In Texas, electric bikes are regulated the same way mechanical bikes are. Both human-powered bikes and those powered by motor follow the same guidelines, but electric bikes are separated into three different classes:
- class 1 includes electric bikes that assist only when you pedal, and they have an upper-speed limit of 20 miles per hour
- class 2 is all about electric bikes with a throttle - these assist at all times but also have the upper limit of 20 miles per hour
- class 3 includes electric bikes that assist when you pedal, but they are slightly stronger and go up to 20 miles per hour, which is the assist limit
Depending on which class your electric bike belongs to, you might notice that there are special rules and regulations for class three bikes, so pay attention.
How powerful can my bike be? The upper limit of strength for your motor, measured in Watts, equals 750, and you’re not allowed to customize your bike to exceed this limit.
Do I need a license or insurance? No, you don’t need to have any special licenses for electric bikes in Texas.
Do I need to wear a helmet? Helmets are a must-have for riders under 18, but it is advised for those over 18.
Are there age restrictions to look out for? Yes, there are! If you are under the age of 15, you can’t operate a class 3 bike, and you can only be a passenger on such vehicles.

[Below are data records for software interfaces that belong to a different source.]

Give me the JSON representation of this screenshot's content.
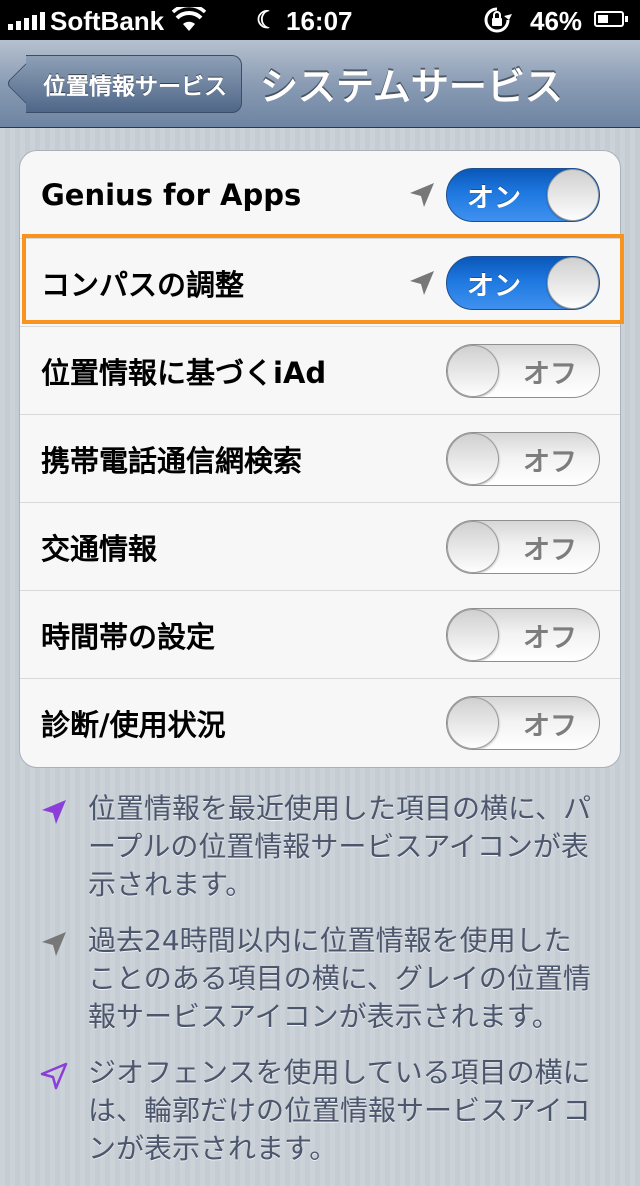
{
  "status_bar": {
    "carrier": "SoftBank",
    "time": "16:07",
    "battery": "46%",
    "battery_level": 0.46
  },
  "nav": {
    "back_label": "位置情報サービス",
    "title": "システムサービス"
  },
  "rows": [
    {
      "label": "Genius for Apps",
      "state": "オン",
      "on": true,
      "location_icon": "gray-arrow"
    },
    {
      "label": "コンパスの調整",
      "state": "オン",
      "on": true,
      "location_icon": "gray-arrow"
    },
    {
      "label": "位置情報に基づくiAd",
      "state": "オフ",
      "on": false
    },
    {
      "label": "携帯電話通信網検索",
      "state": "オフ",
      "on": false
    },
    {
      "label": "交通情報",
      "state": "オフ",
      "on": false
    },
    {
      "label": "時間帯の設定",
      "state": "オフ",
      "on": false
    },
    {
      "label": "診断/使用状況",
      "state": "オフ",
      "on": false
    }
  ],
  "notes": [
    {
      "icon": "purple-location-arrow",
      "text": "位置情報を最近使用した項目の横に、パープルの位置情報サービスアイコンが表示されます。"
    },
    {
      "icon": "gray-location-arrow",
      "text": "過去24時間以内に位置情報を使用したことのある項目の横に、グレイの位置情報サービスアイコンが表示されます。"
    },
    {
      "icon": "purple-outline-location-arrow",
      "text": "ジオフェンスを使用している項目の横には、輪郭だけの位置情報サービスアイコンが表示されます。"
    }
  ],
  "colors": {
    "toggle_on": "#1e78e0",
    "highlight": "#f7931e",
    "purple_icon": "#8b3fd8",
    "gray_icon": "#777777"
  }
}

Can I ride on the road? Absolutely, but you need to ride as far right as possible, and the only expectation you’re allowed to make is when you’re taking a turn left. Unless stated differently, you can use electric bikes on all paths and trails intended for mechanical bikes.
Do I ride in the same direction as traffic? Yes, you should follow the natural structure of traffic.
Do bike riders need to obey all the traffic signs? Absolutely, and the general guidelines for bike trails and bike paths.
What about mountain bikes? Electric mountain bikes often seem to be a category for themselves. Although it’s allowed to use electric mountain bikes on natural trails, you might want to watch out for trails for non-motorized vehicles. It seems like every trail is different.
There are many things to watch out for when it comes to the general guidelines in Texas, but since electric bike usage remains a grey area in law, we suggest you use your common sense and some extra safety.